Jedidiah was confident. “Of course. They haven’t let us down yet.”


“Is that the best attitude to have?”

Amos was quiet as they went into the dining area where the other puritans had gathered to eat lunch. They poured themselves coffee and sat in a corner. Talking was allowed during mealtimes, but it was considered an extension of prayer. Most of the time, the puritans ate in silence.

“What attitude would you recommend?” Amos inquired.

“I believe we should not take Ronnie’s word over that of the Commonwealth’s.”

“Fair enough. I haven’t made a decision either way.”

Jedidiah gestured at the main table. “I’ve noticed I speak more than any of them. Is that normal?”

“No. We tend to avoid speaking unless we have something important to say. The less you say, the more people put stock in what do you say. Also, it means less opportunities for quarrels between us. You may have also noticed we never fight or bicker.”

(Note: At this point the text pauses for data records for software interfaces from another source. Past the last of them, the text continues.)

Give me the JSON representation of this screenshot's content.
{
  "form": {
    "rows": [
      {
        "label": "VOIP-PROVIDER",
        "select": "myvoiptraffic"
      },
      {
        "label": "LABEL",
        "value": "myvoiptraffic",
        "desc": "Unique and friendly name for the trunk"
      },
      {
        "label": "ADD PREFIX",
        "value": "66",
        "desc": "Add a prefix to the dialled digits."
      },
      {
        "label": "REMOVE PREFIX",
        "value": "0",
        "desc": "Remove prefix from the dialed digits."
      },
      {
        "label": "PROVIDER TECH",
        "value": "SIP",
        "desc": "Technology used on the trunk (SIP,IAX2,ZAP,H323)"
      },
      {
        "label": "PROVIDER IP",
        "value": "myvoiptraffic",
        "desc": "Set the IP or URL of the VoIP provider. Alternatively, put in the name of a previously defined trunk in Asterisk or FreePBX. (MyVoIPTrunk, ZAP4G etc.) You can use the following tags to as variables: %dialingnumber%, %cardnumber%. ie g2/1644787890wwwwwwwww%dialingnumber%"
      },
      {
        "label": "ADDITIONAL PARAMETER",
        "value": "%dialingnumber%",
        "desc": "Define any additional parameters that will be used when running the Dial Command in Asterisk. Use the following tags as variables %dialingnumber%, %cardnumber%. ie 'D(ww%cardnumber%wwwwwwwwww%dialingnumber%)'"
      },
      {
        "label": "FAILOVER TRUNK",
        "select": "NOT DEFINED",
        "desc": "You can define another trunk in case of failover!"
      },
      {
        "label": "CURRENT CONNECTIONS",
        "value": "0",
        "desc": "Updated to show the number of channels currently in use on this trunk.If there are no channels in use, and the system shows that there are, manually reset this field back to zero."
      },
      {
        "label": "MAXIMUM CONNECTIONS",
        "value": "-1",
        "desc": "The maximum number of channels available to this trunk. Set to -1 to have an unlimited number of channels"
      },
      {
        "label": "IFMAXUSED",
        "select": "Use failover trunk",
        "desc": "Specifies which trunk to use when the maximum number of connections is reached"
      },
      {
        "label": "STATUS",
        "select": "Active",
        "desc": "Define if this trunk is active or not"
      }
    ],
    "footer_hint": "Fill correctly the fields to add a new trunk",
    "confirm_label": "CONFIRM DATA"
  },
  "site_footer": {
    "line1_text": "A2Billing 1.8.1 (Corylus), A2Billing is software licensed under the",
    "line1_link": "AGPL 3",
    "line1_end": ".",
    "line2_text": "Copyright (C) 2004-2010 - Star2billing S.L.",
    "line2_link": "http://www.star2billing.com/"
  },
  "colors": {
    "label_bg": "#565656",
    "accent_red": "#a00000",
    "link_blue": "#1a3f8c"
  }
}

“I have noticed that.”

“Internal unity is critical. Bear that in mind here. Better to say nothing than to say something that produces conflict. But when you do say something, be direct and plain.”

“I’ve tried to do that.”

Amos chuckled. “You’ve done well so far.”

They were grabbing food from the counter when Laurence walked in and called for Amos. He turned and found his intelligence analyst in a petrified state. Everyone then noticed and rose from their chairs, their hands instinctively reaching toward their guns.

“What’s wrong?” Amos asked.

He then received an urgent message from his wife. After he read it, he slowly fell to his knees as his men surrounded him and read the message:

“House on fire. Please come.”


This is an excerpt from T.J. Martinell’s new novella, The Pilgrim’s Digress. You can purchase the book from Terror House Press here.